• **The task**: Could you print out every entry, character for character?

Stored data entries:
═══

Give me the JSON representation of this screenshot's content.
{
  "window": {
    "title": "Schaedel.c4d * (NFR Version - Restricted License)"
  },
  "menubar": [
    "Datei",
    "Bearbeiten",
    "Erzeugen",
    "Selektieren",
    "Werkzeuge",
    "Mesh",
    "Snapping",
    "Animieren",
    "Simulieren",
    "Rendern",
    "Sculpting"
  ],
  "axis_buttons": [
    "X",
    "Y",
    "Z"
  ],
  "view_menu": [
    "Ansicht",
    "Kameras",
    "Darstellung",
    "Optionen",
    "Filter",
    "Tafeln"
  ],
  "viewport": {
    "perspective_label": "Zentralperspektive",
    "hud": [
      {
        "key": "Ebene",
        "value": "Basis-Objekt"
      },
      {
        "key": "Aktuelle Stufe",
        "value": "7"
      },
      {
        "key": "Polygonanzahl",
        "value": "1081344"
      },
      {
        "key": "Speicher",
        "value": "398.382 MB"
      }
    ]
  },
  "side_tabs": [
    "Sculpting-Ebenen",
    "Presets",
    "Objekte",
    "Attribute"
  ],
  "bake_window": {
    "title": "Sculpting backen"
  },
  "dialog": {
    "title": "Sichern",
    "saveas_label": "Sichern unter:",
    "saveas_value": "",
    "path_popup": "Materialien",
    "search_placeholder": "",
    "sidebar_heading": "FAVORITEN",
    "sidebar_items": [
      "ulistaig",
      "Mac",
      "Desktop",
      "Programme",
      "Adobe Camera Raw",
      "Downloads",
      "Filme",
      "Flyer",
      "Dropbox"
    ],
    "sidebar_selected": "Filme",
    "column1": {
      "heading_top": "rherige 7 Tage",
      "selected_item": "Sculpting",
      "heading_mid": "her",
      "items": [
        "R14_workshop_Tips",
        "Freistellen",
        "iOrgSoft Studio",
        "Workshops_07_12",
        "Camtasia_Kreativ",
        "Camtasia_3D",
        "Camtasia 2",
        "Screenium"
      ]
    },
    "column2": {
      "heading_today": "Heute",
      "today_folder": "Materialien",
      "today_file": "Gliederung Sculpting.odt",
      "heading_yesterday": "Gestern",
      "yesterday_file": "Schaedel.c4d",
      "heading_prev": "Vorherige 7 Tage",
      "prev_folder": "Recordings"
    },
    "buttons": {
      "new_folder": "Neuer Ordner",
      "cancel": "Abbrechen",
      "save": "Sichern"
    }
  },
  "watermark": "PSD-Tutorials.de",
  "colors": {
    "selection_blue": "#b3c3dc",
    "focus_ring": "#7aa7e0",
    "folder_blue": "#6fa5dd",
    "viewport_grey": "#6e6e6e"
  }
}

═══

• **Written solution**:
Give me the JSON representation of this screenshot's content.
{
  "window": {
    "title": "Schaedel.c4d * (NFR Version - Restricted License)"
  },
  "menubar": [
    "Datei",
    "Bearbeiten",
    "Erzeugen",
    "Selektieren",
    "Werkzeuge",
    "Mesh",
    "Snapping",
    "Animieren",
    "Simulieren",
    "Rendern",
    "Sculpting"
  ],
  "axis_buttons": [
    "X",
    "Y",
    "Z"
  ],
  "view_menu": [
    "Ansicht",
    "Kameras",
    "Darstellung",
    "Optionen",
    "Filter",
    "Tafeln"
  ],
  "viewport": {
    "perspective_label": "Zentralperspektive",
    "hud": [
      {
        "key": "Ebene",
        "value": "Basis-Objekt"
      },
      {
        "key": "Aktuelle Stufe",
        "value": "7"
      },
      {
        "key": "Polygonanzahl",
        "value": "1081344"
      },
      {
        "key": "Speicher",
        "value": "398.382 MB"
      }
    ]
  },
  "side_tabs": [
    "Sculpting-Ebenen",
    "Presets",
    "Objekte",
    "Attribute"
  ],
  "bake_window": {
    "title": "Sculpting backen"
  },
  "dialog": {
    "title": "Sichern",
    "saveas_label": "Sichern unter:",
    "saveas_value": "",
    "path_popup": "Materialien",
    "search_placeholder": "",
    "sidebar_heading": "FAVORITEN",
    "sidebar_items": [
      "ulistaig",
      "Mac",
      "Desktop",
      "Programme",
      "Adobe Camera Raw",
      "Downloads",
      "Filme",
      "Flyer",
      "Dropbox"
    ],
    "sidebar_selected": "Filme",
    "column1": {
      "heading_top": "rherige 7 Tage",
      "selected_item": "Sculpting",
      "heading_mid": "her",
      "items": [
        "R14_workshop_Tips",
        "Freistellen",
        "iOrgSoft Studio",
        "Workshops_07_12",
        "Camtasia_Kreativ",
        "Camtasia_3D",
        "Camtasia 2",
        "Screenium"
      ]
    },
    "column2": {
      "heading_today": "Heute",
      "today_folder": "Materialien",
      "today_file": "Gliederung Sculpting.odt",
      "heading_yesterday": "Gestern",
      "yesterday_file": "Schaedel.c4d",
      "heading_prev": "Vorherige 7 Tage",
      "prev_folder": "Recordings"
    },
    "buttons": {
      "new_folder": "Neuer Ordner",
      "cancel": "Abbrechen",
      "save": "Sichern"
    }
  },
  "watermark": "PSD-Tutorials.de",
  "colors": {
    "selection_blue": "#b3c3dc",
    "focus_ring": "#7aa7e0",
    "folder_blue": "#6fa5dd",
    "viewport_grey": "#6e6e6e"
  }
}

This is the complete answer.